A virtual information session about the grant program and application process will be held on Aug. 1 at 2:30pm EST. Reserve your seat here. The recording of the session will be made available to those who can’t attend it live. Additionally, before submitting an application, we encourage you to read the Request for Proposal and use it as a guide to filling out the application). In addition, an FAQ, and list of resources including sample programs are on the Libraries Ready to Code site to inform your work as you prepare your grant application. Questions? Contact us.
Apply now through August 31, 2017.
ALA has announced a competitive grant program, sponsored by Google, that will fund a cohort of 25-50 school and public libraries to design computational thinking and computer science programs for and with youth, including underrepresented youth. The grant application will open in late July. If you’d like to get notification when the application is open, sign up via this online form. The $500,000 program is part of Phase III of Libraries Ready to Code, an ongoing collaboration between ALA and Google to ensure library staff are prepared to develop and deliver programming that promotes computer science (CS) and computational thinking (CT) among youth, two skills that will be required for challenges and jobs of the future. YALSA is partnering with ALA’s Office for Information Technology Policy, AASL, and ALSC to implement this program. Learn more.
I’m what some circles call a security wife – I think I’ve mentioned before that my husband is in information security.’ Lately, I’ve been sucked into helping plan their conference in November, which has furthered my immersion into the whole field. Yes, a lot of it goes way over my head, but I know more than the Average Jane. So what am I taking away from all of this to use in my own work?

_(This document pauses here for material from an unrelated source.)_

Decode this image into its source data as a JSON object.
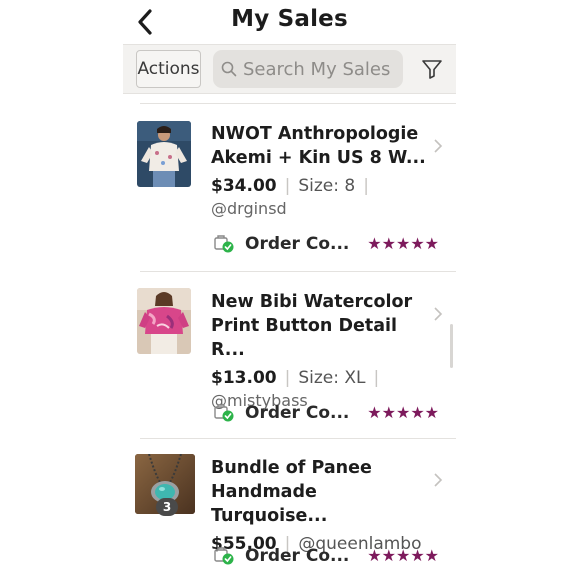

Well, I’ve increased my skill at designing the conference badges in GIMP, which is the open-source version of Photoshop. (If you need Photoshop, and the light version isn’t enough, beg your IT department to let you download GIMP. It’s free, and if you already know Photoshop, GIMP is a breeze). Open source shouldn’t be seen as innovative for our libraries in this day and age given how long it has been around, but it is. Continue reading